With apologies to Cell C
Cell C CEO Lars Reichelt published a second full page apology this past weekend after the Advertising Standards Authority (ASA) ruled that Cell C must stop using the term "4Gs" in its advertising material. Cell C earlier this year punk'd consumers and commentators with an ad apologising to comedian Trevor Noah for lapses in service in what later turned out to be part of a marketing campaign involving the positioning of Noah as Cell-Cs 'chief experience officer'. Lars (not the real one this time) seems to be at it again, as Herman Manson explains, cheekily.
Dear South African Cellphone User
You would have noticed that our ad agency didn't put its name next to this ad - I mean apology. It did, however, put its name to our ad two pages on in this same over-priced Sunday newspaper (a sign of the Times?), you know, the ad where we claim that our network is officially the fastest based on a single source, and I would like you to know that this has nothing to do with distancing its brand from lengthy full page text ads in Sunday broadsheets. I can assure you we won't be publishing an apology retracting our speedy C claim either, and if we do, I apologise in advance.
Several media have insinuated that because I claim to own a 4Gs network, I should actually own a 4G network, rather than 'an all IP, HSPA+ 900/2100 network with theoretical maximum speeds of 21 Mbps'. This ad, I mean apology, was designed by my anonymous ad agency to show you how stupid it all is, you know, using all this technical mumbo jumbo instead of just saying 4Gs. Consumers ain't that bright you know (with apologies to consumers bright enough to realise I just insulted you - but I don't expect there will be very many).
We at Cell C are serious about the user experience and about transparency. It's all part of our
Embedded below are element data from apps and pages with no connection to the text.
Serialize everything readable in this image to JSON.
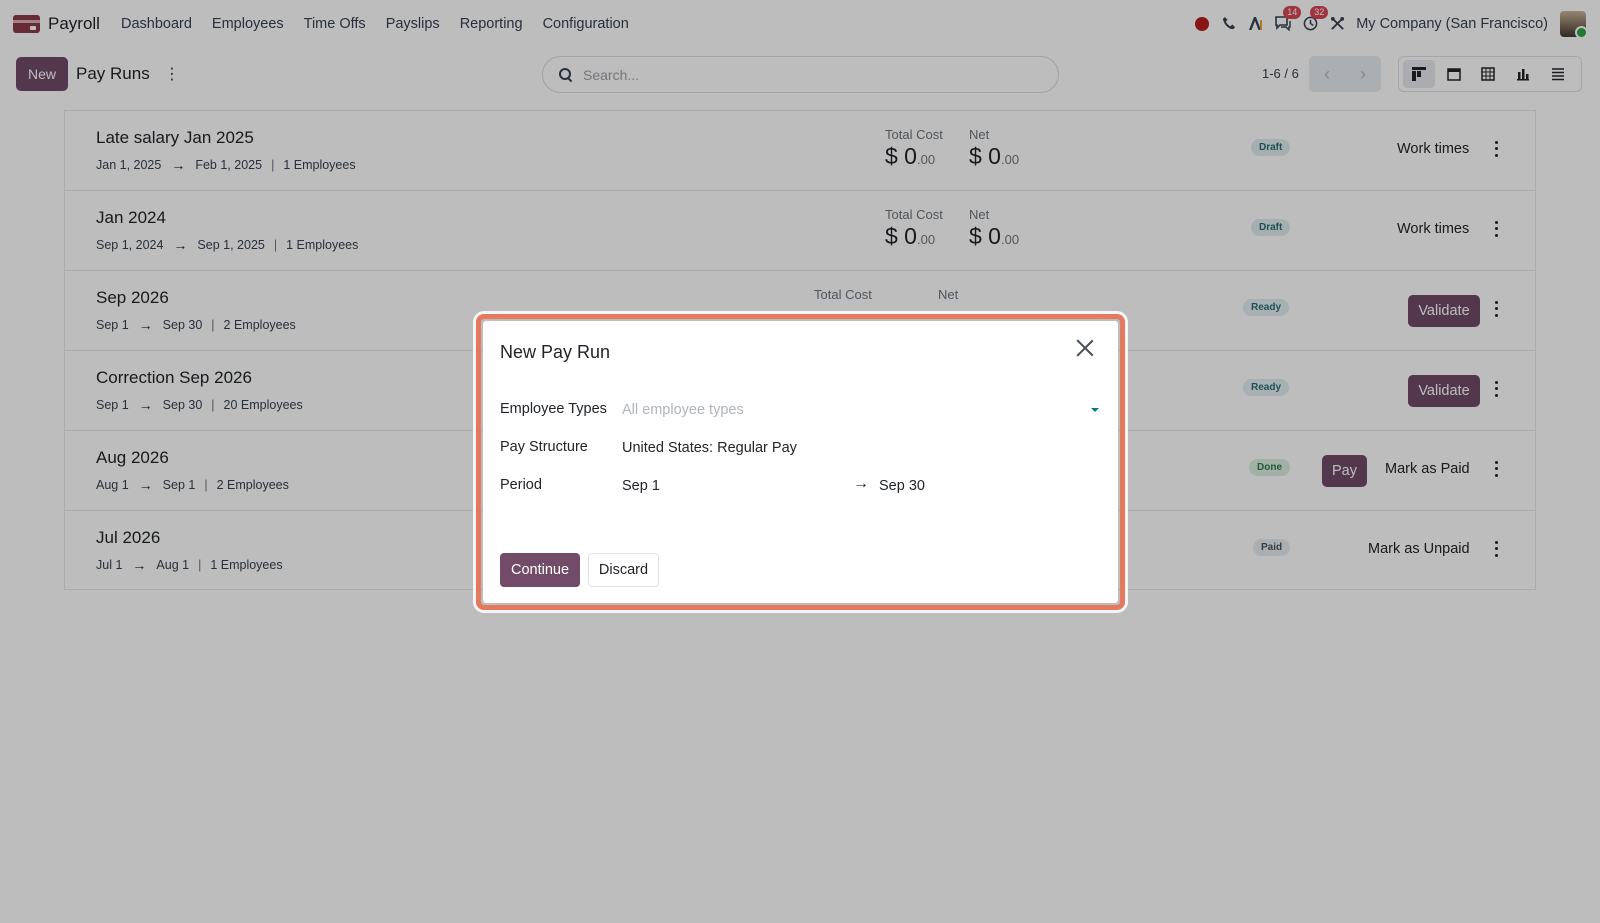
{
  "nav": {
    "app_name": "Payroll",
    "menu": [
      "Dashboard",
      "Employees",
      "Time Offs",
      "Payslips",
      "Reporting",
      "Configuration"
    ],
    "messages_count": "14",
    "activities_count": "32",
    "company": "My Company (San Francisco)"
  },
  "control_panel": {
    "new_label": "New",
    "title": "Pay Runs",
    "search_placeholder": "Search...",
    "pager": "1-6 / 6"
  },
  "runs": [
    {
      "name": "Late salary Jan 2025",
      "start": "Jan 1, 2025",
      "end": "Feb 1, 2025",
      "employees": "1 Employees",
      "total_cost_label": "Total Cost",
      "total_cost": "$ 0",
      "total_cost_cents": ".00",
      "net_label": "Net",
      "net": "$ 0",
      "net_cents": ".00",
      "status": "Draft",
      "action": "Work times"
    },
    {
      "name": "Jan 2024",
      "start": "Sep 1, 2024",
      "end": "Sep 1, 2025",
      "employees": "1 Employees",
      "total_cost_label": "Total Cost",
      "total_cost": "$ 0",
      "total_cost_cents": ".00",
      "net_label": "Net",
      "net": "$ 0",
      "net_cents": ".00",
      "status": "Draft",
      "action": "Work times"
    },
    {
      "name": "Sep 2026",
      "start": "Sep 1",
      "end": "Sep 30",
      "employees": "2 Employees",
      "total_cost_label": "Total Cost",
      "net_label": "Net",
      "status": "Ready",
      "action": "Validate"
    },
    {
      "name": "Correction Sep 2026",
      "start": "Sep 1",
      "end": "Sep 30",
      "employees": "20 Employees",
      "status": "Ready",
      "action": "Validate"
    },
    {
      "name": "Aug 2026",
      "start": "Aug 1",
      "end": "Sep 1",
      "employees": "2 Employees",
      "status": "Done",
      "pay_label": "Pay",
      "action": "Mark as Paid"
    },
    {
      "name": "Jul 2026",
      "start": "Jul 1",
      "end": "Aug 1",
      "employees": "1 Employees",
      "status": "Paid",
      "action": "Mark as Unpaid"
    }
  ],
  "modal": {
    "title": "New Pay Run",
    "employee_types_label": "Employee Types",
    "employee_types_placeholder": "All employee types",
    "pay_structure_label": "Pay Structure",
    "pay_structure_value": "United States: Regular Pay",
    "period_label": "Period",
    "period_start": "Sep 1",
    "period_end": "Sep 30",
    "continue_label": "Continue",
    "discard_label": "Discard"
  },
  "colors": {
    "brand": "#714b67",
    "highlight_ring": "#e4795e",
    "badge": "#d84654"
  }
}
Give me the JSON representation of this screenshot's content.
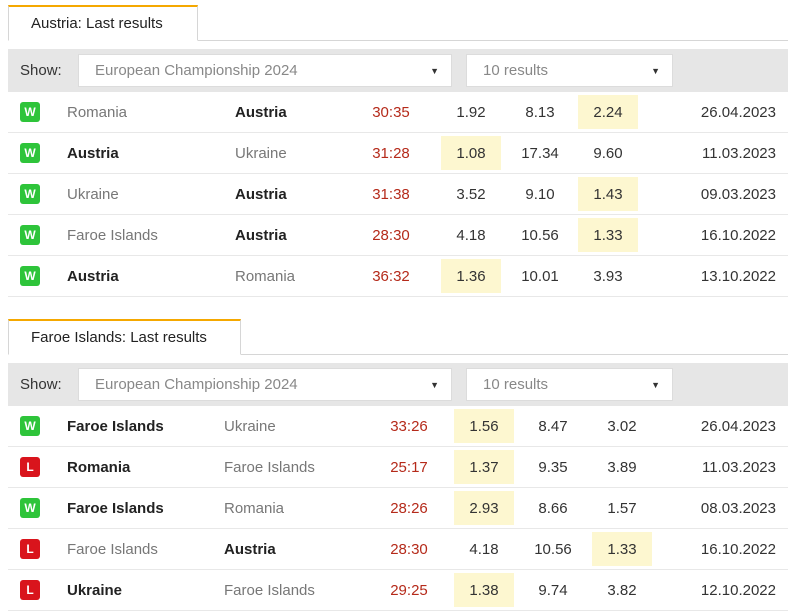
{
  "sections": [
    {
      "tab_label": "Austria: Last results",
      "show_label": "Show:",
      "competition_select": "European Championship 2024",
      "count_select": "10 results",
      "rows": [
        {
          "result": "W",
          "home": "Romania",
          "away": "Austria",
          "winner": "away",
          "score": "30:35",
          "o1": "1.92",
          "ox": "8.13",
          "o2": "2.24",
          "hl": 2,
          "date": "26.04.2023"
        },
        {
          "result": "W",
          "home": "Austria",
          "away": "Ukraine",
          "winner": "home",
          "score": "31:28",
          "o1": "1.08",
          "ox": "17.34",
          "o2": "9.60",
          "hl": 0,
          "date": "11.03.2023"
        },
        {
          "result": "W",
          "home": "Ukraine",
          "away": "Austria",
          "winner": "away",
          "score": "31:38",
          "o1": "3.52",
          "ox": "9.10",
          "o2": "1.43",
          "hl": 2,
          "date": "09.03.2023"
        },
        {
          "result": "W",
          "home": "Faroe Islands",
          "away": "Austria",
          "winner": "away",
          "score": "28:30",
          "o1": "4.18",
          "ox": "10.56",
          "o2": "1.33",
          "hl": 2,
          "date": "16.10.2022"
        },
        {
          "result": "W",
          "home": "Austria",
          "away": "Romania",
          "winner": "home",
          "score": "36:32",
          "o1": "1.36",
          "ox": "10.01",
          "o2": "3.93",
          "hl": 0,
          "date": "13.10.2022"
        }
      ]
    },
    {
      "tab_label": "Faroe Islands: Last results",
      "show_label": "Show:",
      "competition_select": "European Championship 2024",
      "count_select": "10 results",
      "rows": [
        {
          "result": "W",
          "home": "Faroe Islands",
          "away": "Ukraine",
          "winner": "home",
          "score": "33:26",
          "o1": "1.56",
          "ox": "8.47",
          "o2": "3.02",
          "hl": 0,
          "date": "26.04.2023"
        },
        {
          "result": "L",
          "home": "Romania",
          "away": "Faroe Islands",
          "winner": "home",
          "score": "25:17",
          "o1": "1.37",
          "ox": "9.35",
          "o2": "3.89",
          "hl": 0,
          "date": "11.03.2023"
        },
        {
          "result": "W",
          "home": "Faroe Islands",
          "away": "Romania",
          "winner": "home",
          "score": "28:26",
          "o1": "2.93",
          "ox": "8.66",
          "o2": "1.57",
          "hl": 0,
          "date": "08.03.2023"
        },
        {
          "result": "L",
          "home": "Faroe Islands",
          "away": "Austria",
          "winner": "away",
          "score": "28:30",
          "o1": "4.18",
          "ox": "10.56",
          "o2": "1.33",
          "hl": 2,
          "date": "16.10.2022"
        },
        {
          "result": "L",
          "home": "Ukraine",
          "away": "Faroe Islands",
          "winner": "home",
          "score": "29:25",
          "o1": "1.38",
          "ox": "9.74",
          "o2": "3.82",
          "hl": 0,
          "date": "12.10.2022"
        }
      ]
    }
  ]
}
communication strategy corporate culture and this is why we picked a comedian as our Chief Experience Officer. We never joke about such things unless we edit the material into a YouTube ad we use to pull one over all those social media types. Ha-ha. That was a good one, poor old Walter Pike, gotcha mate. Yeah, we care. Build a bridge, dude. You social media guys are so seriaas.
my copywriters me to expand a little on our thinking:
FACT 1: 8.TA IS GOING TO COMPETE ON PRICE AND THAT WAS SUPPOSED TO BE OUR NICHE
Sh*t. If Telkom's new mobile offering, 8.ta, is going to beat us on pricing and word of mouth undermines our service level claims, what's our niche? Our agency told us we could always differentiate on customer service and experience. It's great that thousands of people have been moved by our campaign to complain about our service levels.
FACT 2: WE CAN CHANGE THE MEANING OF ACRONYMS AT WILL
Or at least, copywriters can, and let's face it, the education system isn't what it used to be, so nobody will notice. 4Gs stands for 4 Great Speed, 4 Great Service, 4 more Great Service and 4 Great Savings. The Art Director says so.
FACT 3: TWO WAY COMMUNICATION = A PRINT MAGAZINE
We here at Cell C are dedicated to two-way communication. It's all the rage these days. With that in mind we have decided to bypass those annoying journalists by giving "our brand a very credible voice in the data and wider technology space" in the form of a new print magazine. What with living in the mobile age and all our users already having access to cellphones, print is definitely the way to consumer hearts. At least we can edit any pesky letters to the Editor.
FACT 4: AM I RUNNING OUT OF SPACE YET?
God these full page text ads are a lot of work. Placing it in a Sunday broadsheet will guarantee that consumers take their time to read it properly - especially in a potentially slow news cycle. Holding thumbs nothing big happens on Saturday.
On that note I'd like to thank all our dedicated readers, if you suffered reading through our entire ad, you really deserve something, like a life, which obviously you lack. (My agency will apologise in due time, depending upon budget and how bored the copywriters are.)
Terminating this call,
Not Lars (our apologies)
Not The CEO (sorry), Not Cell C